====== Material for this exercise

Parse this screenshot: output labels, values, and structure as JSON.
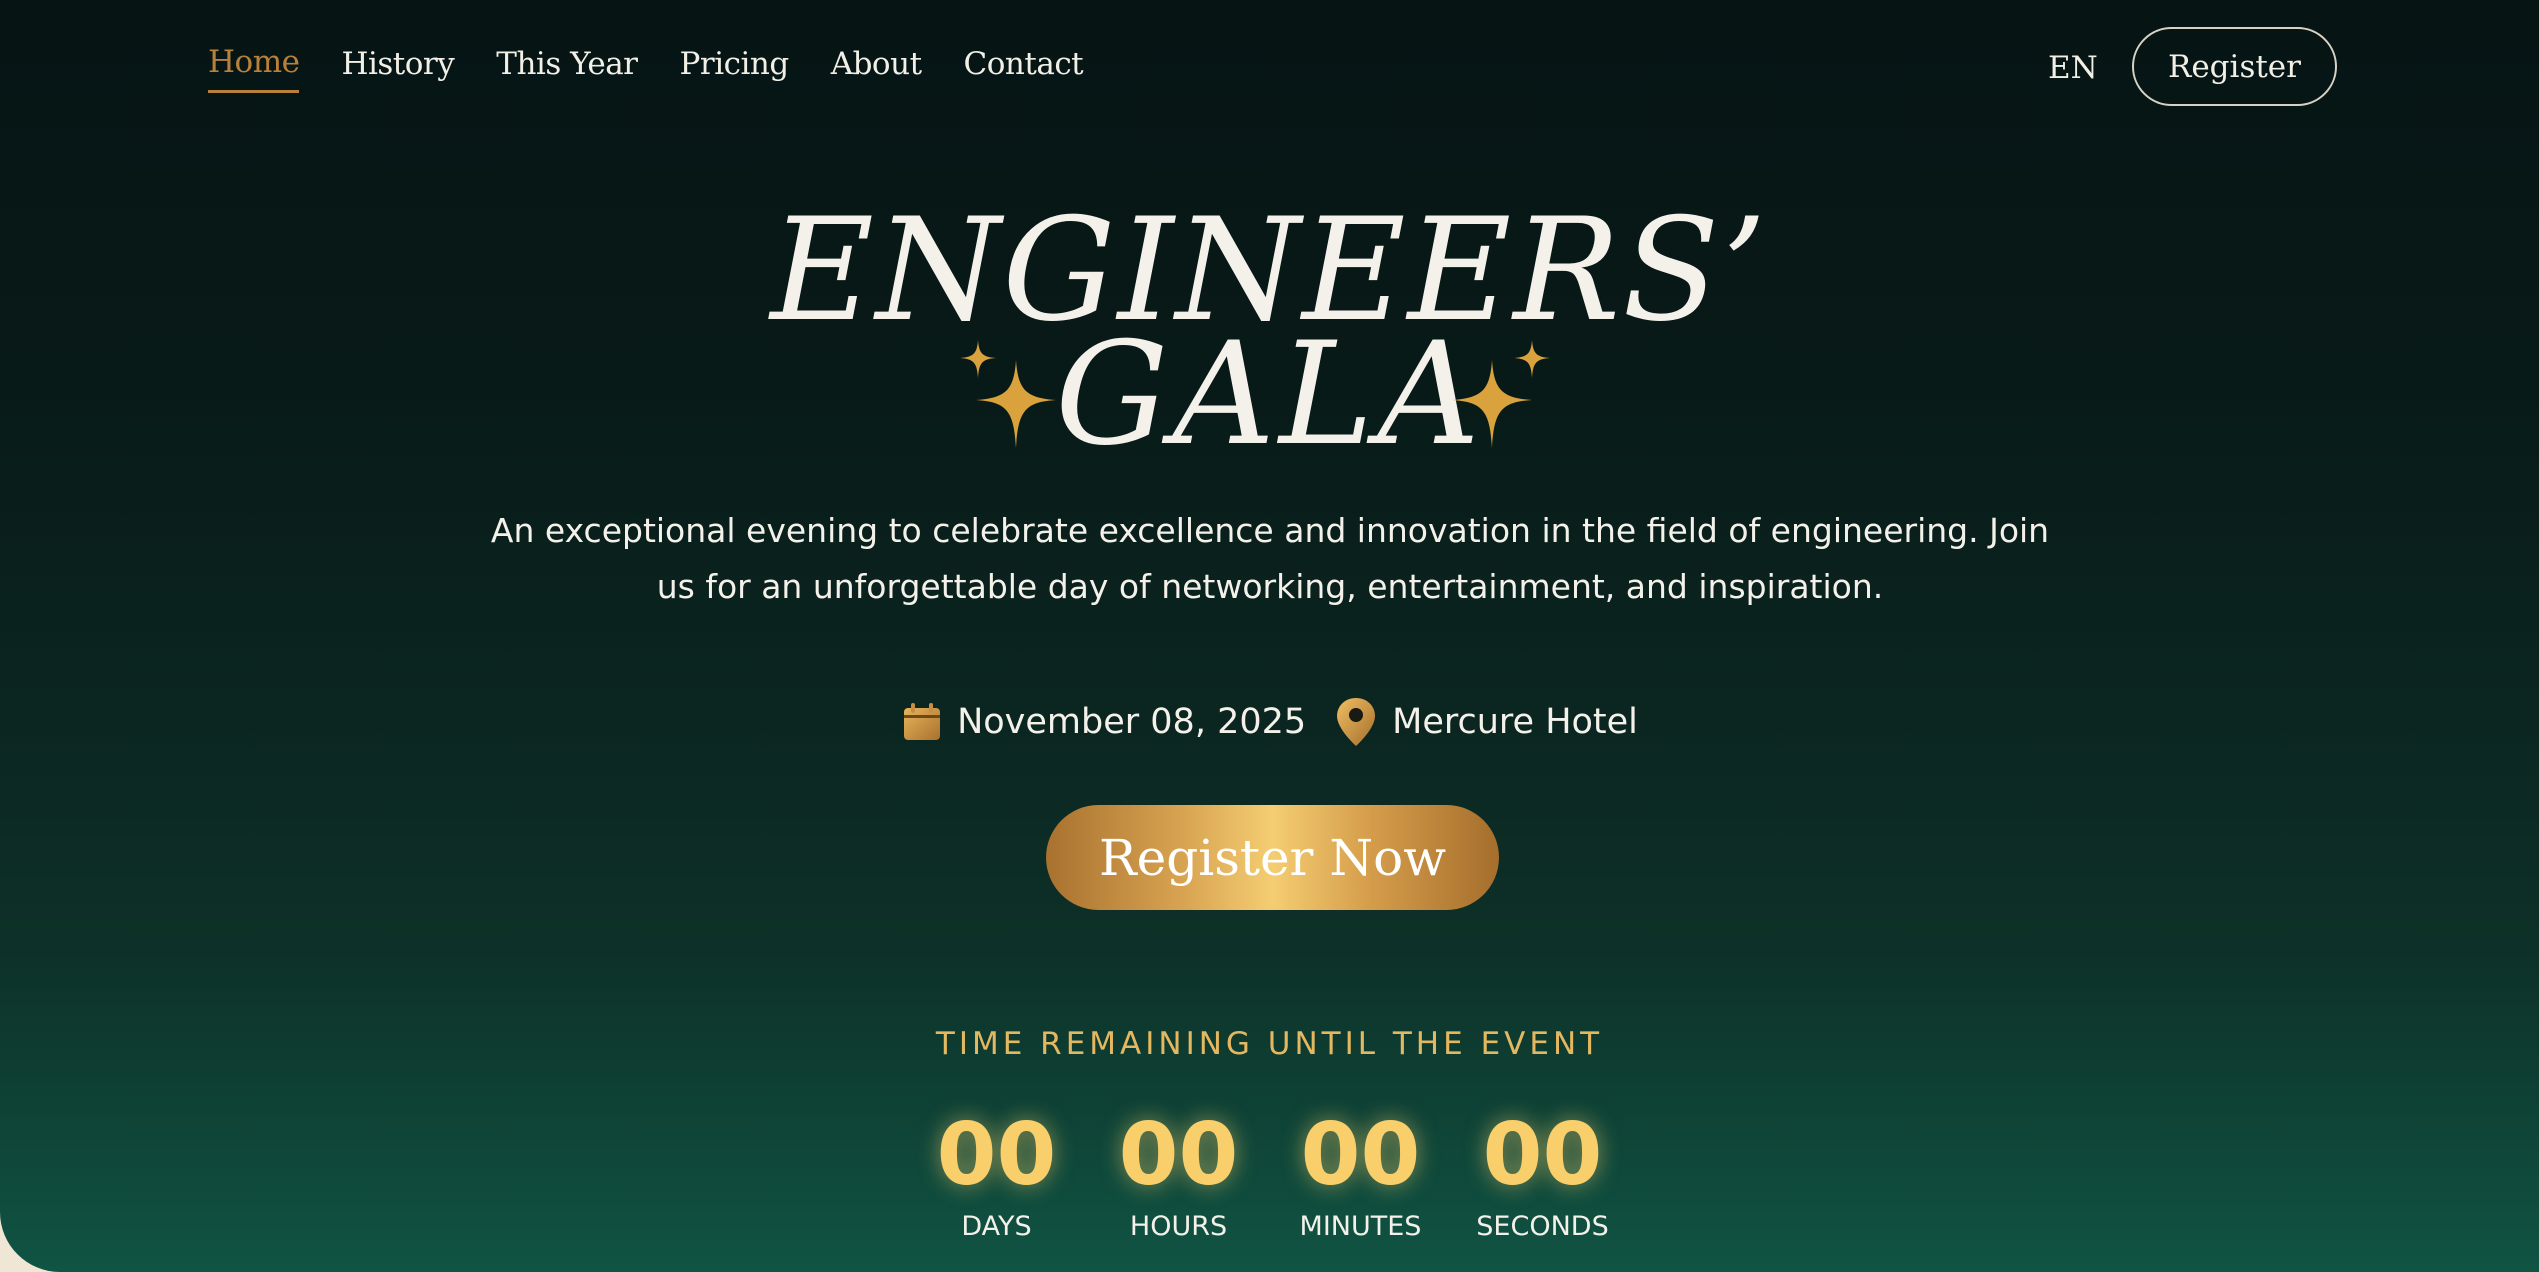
{
  "nav": {
    "items": [
      {
        "label": "Home",
        "active": true
      },
      {
        "label": "History"
      },
      {
        "label": "This Year"
      },
      {
        "label": "Pricing"
      },
      {
        "label": "About"
      },
      {
        "label": "Contact"
      }
    ],
    "language": "EN",
    "register_label": "Register"
  },
  "hero": {
    "title_line1": "ENGINEERS’",
    "title_line2": "GALA",
    "description": "An exceptional evening to celebrate excellence and innovation in the field of engineering. Join us for an unforgettable day of networking, entertainment, and inspiration.",
    "date": "November 08, 2025",
    "location": "Mercure Hotel",
    "cta_label": "Register Now",
    "date_icon": "calendar-icon",
    "location_icon": "map-pin-icon",
    "sparkle_icon": "sparkle-icon"
  },
  "countdown": {
    "heading": "TIME REMAINING UNTIL THE EVENT",
    "units": [
      {
        "value": "00",
        "label": "DAYS"
      },
      {
        "value": "00",
        "label": "HOURS"
      },
      {
        "value": "00",
        "label": "MINUTES"
      },
      {
        "value": "00",
        "label": "SECONDS"
      }
    ]
  },
  "colors": {
    "accent_gold": "#f9cf6c",
    "nav_active": "#b9803a",
    "background_dark": "#061414",
    "background_green": "#105444"
  }
}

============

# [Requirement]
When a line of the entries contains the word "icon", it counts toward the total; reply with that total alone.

# [Result of this task]
3